TASK INSTRUCTIONS:
Copy the entries below in full, keeping them exactly as they are.

App and web page records:
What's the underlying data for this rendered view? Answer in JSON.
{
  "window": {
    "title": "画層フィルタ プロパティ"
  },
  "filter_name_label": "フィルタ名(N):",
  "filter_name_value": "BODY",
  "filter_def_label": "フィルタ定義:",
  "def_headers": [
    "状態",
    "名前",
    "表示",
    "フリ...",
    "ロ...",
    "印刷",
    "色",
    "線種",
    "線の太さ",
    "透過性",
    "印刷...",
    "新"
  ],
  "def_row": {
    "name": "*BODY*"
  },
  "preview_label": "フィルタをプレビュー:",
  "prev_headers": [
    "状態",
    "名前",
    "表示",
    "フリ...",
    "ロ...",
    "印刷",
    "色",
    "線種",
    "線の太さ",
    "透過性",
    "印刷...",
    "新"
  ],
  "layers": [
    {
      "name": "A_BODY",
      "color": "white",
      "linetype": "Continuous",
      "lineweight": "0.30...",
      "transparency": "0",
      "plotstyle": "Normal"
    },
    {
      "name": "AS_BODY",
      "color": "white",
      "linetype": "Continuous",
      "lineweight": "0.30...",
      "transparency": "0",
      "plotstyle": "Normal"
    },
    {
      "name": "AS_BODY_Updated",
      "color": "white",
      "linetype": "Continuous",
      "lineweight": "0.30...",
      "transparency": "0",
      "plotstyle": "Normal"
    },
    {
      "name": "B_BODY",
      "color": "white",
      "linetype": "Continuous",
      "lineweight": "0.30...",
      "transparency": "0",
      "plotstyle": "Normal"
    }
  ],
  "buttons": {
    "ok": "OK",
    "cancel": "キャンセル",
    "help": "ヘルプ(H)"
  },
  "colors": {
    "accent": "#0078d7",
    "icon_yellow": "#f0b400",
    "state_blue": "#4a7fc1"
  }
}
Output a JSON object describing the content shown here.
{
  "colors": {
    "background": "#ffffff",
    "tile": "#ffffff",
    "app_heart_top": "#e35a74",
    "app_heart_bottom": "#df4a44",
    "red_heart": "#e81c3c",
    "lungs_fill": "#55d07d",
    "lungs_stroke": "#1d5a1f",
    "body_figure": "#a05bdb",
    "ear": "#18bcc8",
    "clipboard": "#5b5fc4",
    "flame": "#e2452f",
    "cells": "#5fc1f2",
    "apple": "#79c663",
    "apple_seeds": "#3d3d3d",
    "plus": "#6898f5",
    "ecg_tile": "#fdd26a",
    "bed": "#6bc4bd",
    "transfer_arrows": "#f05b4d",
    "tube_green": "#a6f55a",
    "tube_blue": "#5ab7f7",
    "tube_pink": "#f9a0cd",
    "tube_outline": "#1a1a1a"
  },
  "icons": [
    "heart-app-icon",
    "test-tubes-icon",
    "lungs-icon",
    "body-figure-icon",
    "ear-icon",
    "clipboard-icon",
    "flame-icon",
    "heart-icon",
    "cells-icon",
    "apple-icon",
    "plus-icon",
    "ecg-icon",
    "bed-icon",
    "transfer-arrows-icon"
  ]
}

SOLUTION FOR THIS TASK:
What's the underlying data for this rendered view? Answer in JSON.
{
  "window": {
    "title": "画層フィルタ プロパティ"
  },
  "filter_name_label": "フィルタ名(N):",
  "filter_name_value": "BODY",
  "filter_def_label": "フィルタ定義:",
  "def_headers": [
    "状態",
    "名前",
    "表示",
    "フリ...",
    "ロ...",
    "印刷",
    "色",
    "線種",
    "線の太さ",
    "透過性",
    "印刷...",
    "新"
  ],
  "def_row": {
    "name": "*BODY*"
  },
  "preview_label": "フィルタをプレビュー:",
  "prev_headers": [
    "状態",
    "名前",
    "表示",
    "フリ...",
    "ロ...",
    "印刷",
    "色",
    "線種",
    "線の太さ",
    "透過性",
    "印刷...",
    "新"
  ],
  "layers": [
    {
      "name": "A_BODY",
      "color": "white",
      "linetype": "Continuous",
      "lineweight": "0.30...",
      "transparency": "0",
      "plotstyle": "Normal"
    },
    {
      "name": "AS_BODY",
      "color": "white",
      "linetype": "Continuous",
      "lineweight": "0.30...",
      "transparency": "0",
      "plotstyle": "Normal"
    },
    {
      "name": "AS_BODY_Updated",
      "color": "white",
      "linetype": "Continuous",
      "lineweight": "0.30...",
      "transparency": "0",
      "plotstyle": "Normal"
    },
    {
      "name": "B_BODY",
      "color": "white",
      "linetype": "Continuous",
      "lineweight": "0.30...",
      "transparency": "0",
      "plotstyle": "Normal"
    }
  ],
  "buttons": {
    "ok": "OK",
    "cancel": "キャンセル",
    "help": "ヘルプ(H)"
  },
  "colors": {
    "accent": "#0078d7",
    "icon_yellow": "#f0b400",
    "state_blue": "#4a7fc1"
  }
}
Output a JSON object describing the content shown here.
{
  "colors": {
    "background": "#ffffff",
    "tile": "#ffffff",
    "app_heart_top": "#e35a74",
    "app_heart_bottom": "#df4a44",
    "red_heart": "#e81c3c",
    "lungs_fill": "#55d07d",
    "lungs_stroke": "#1d5a1f",
    "body_figure": "#a05bdb",
    "ear": "#18bcc8",
    "clipboard": "#5b5fc4",
    "flame": "#e2452f",
    "cells": "#5fc1f2",
    "apple": "#79c663",
    "apple_seeds": "#3d3d3d",
    "plus": "#6898f5",
    "ecg_tile": "#fdd26a",
    "bed": "#6bc4bd",
    "transfer_arrows": "#f05b4d",
    "tube_green": "#a6f55a",
    "tube_blue": "#5ab7f7",
    "tube_pink": "#f9a0cd",
    "tube_outline": "#1a1a1a"
  },
  "icons": [
    "heart-app-icon",
    "test-tubes-icon",
    "lungs-icon",
    "body-figure-icon",
    "ear-icon",
    "clipboard-icon",
    "flame-icon",
    "heart-icon",
    "cells-icon",
    "apple-icon",
    "plus-icon",
    "ecg-icon",
    "bed-icon",
    "transfer-arrows-icon"
  ]
}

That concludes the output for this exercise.